Some memories don't fade away, perhaps never will. One such, for me, is a meeting I had on February 17 with the staff of Buckham Library in Faribault, Minnesota.
Delane James, the Library Director, had invited me to talk about cultural differences relating to Africans and Americans. Faribault, like many cities and other communities in the USA, is experiencing an influx of immigrants and refugees from different parts of the world. For Faribault, these include Somalis, Sudanese, and Mexicans.
Having read my Africans and Americans book, Delane wanted me to address the issue of the differences between African and American culture. She felt it would help her staff in their dealings with African clients. I gladly accepted the invitation. As an educator who views teaching as a sacred profession, I have a soft spot for librarians, seeing them as fellow educators.

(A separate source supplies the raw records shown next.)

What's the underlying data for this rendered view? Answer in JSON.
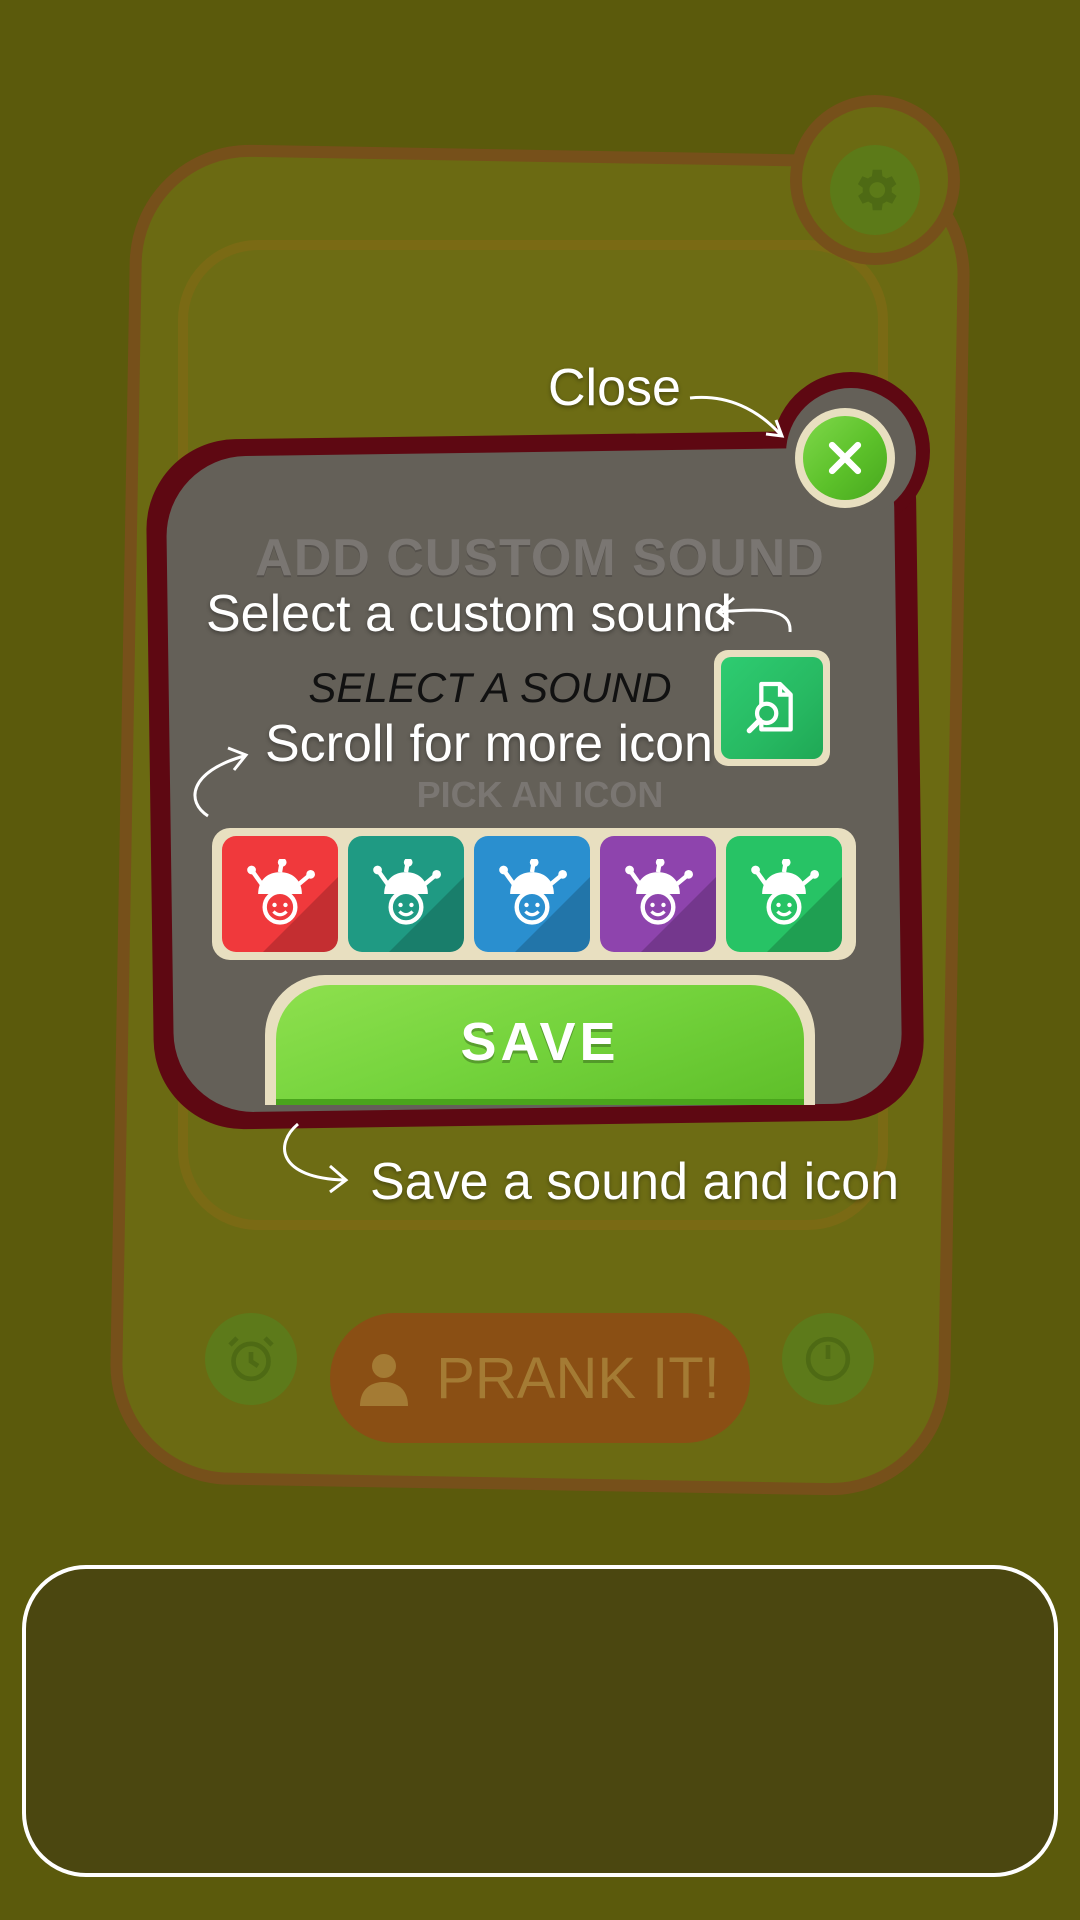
{
  "background_app": {
    "prank_label": "PRANK IT!",
    "settings_icon": "gear-icon",
    "left_icon": "alarm-clock-icon",
    "right_icon": "timer-icon"
  },
  "dialog": {
    "title": "ADD CUSTOM SOUND",
    "select_sound_label": "SELECT A SOUND",
    "pick_icon_label": "PICK AN ICON",
    "save_label": "SAVE",
    "browse_icon": "file-search-icon",
    "close_icon": "close-icon",
    "icons": [
      {
        "name": "jester-icon",
        "color": "#f0393c"
      },
      {
        "name": "jester-icon",
        "color": "#1f9a83"
      },
      {
        "name": "jester-icon",
        "color": "#2a8fcf"
      },
      {
        "name": "jester-icon",
        "color": "#8e44ad"
      },
      {
        "name": "jester-icon",
        "color": "#27c365"
      }
    ]
  },
  "tutorial": {
    "close": "Close",
    "select_custom": "Select a custom sound",
    "scroll_more": "Scroll for more icon",
    "save_hint": "Save a sound and icon"
  },
  "colors": {
    "overlay_bg": "#5b5a0c",
    "dialog_border": "#5e0812",
    "dialog_fill": "#646058",
    "save_green": "#74d33c",
    "accent_cream": "#e8dfc0"
  }
}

I had visited Faribault many times before, to attend meetings of the Faribault Diversity Coalition, as a member of its Board. I had also gone there to give talks on cultural issues, to the Faribault Rotary Club, the Faribault High School, the First English Lutheran Church, and the Correctional Facility, as I reported here. I had even given a talk at the Buckham Library, titled "When Africa Meets Faribault".
Talking to the Library staff, I noted their eagerness to understand their African clients, the better to serve them. They asked questions about Islamic practices, for example, given that the Faribault Somalis are Muslims. It was a pleasure to answer their questions. There was one, or example, on the separation of women and men in Islamic societies. I noted that this is true not only in Islamic culture but also African culture, as a manifestation and expression of respect. The concept of avoidance as respect exists in many parts of the world.
Members of the audience who had read my book urged the others to read it. Everyone agreed we should hold another meeting, a book talk and signing, open to the public. This kind of diversity training, whose motivation stems from the people themselves, is most satisfying. Call it diversity training with a human face or, better still, a human heart.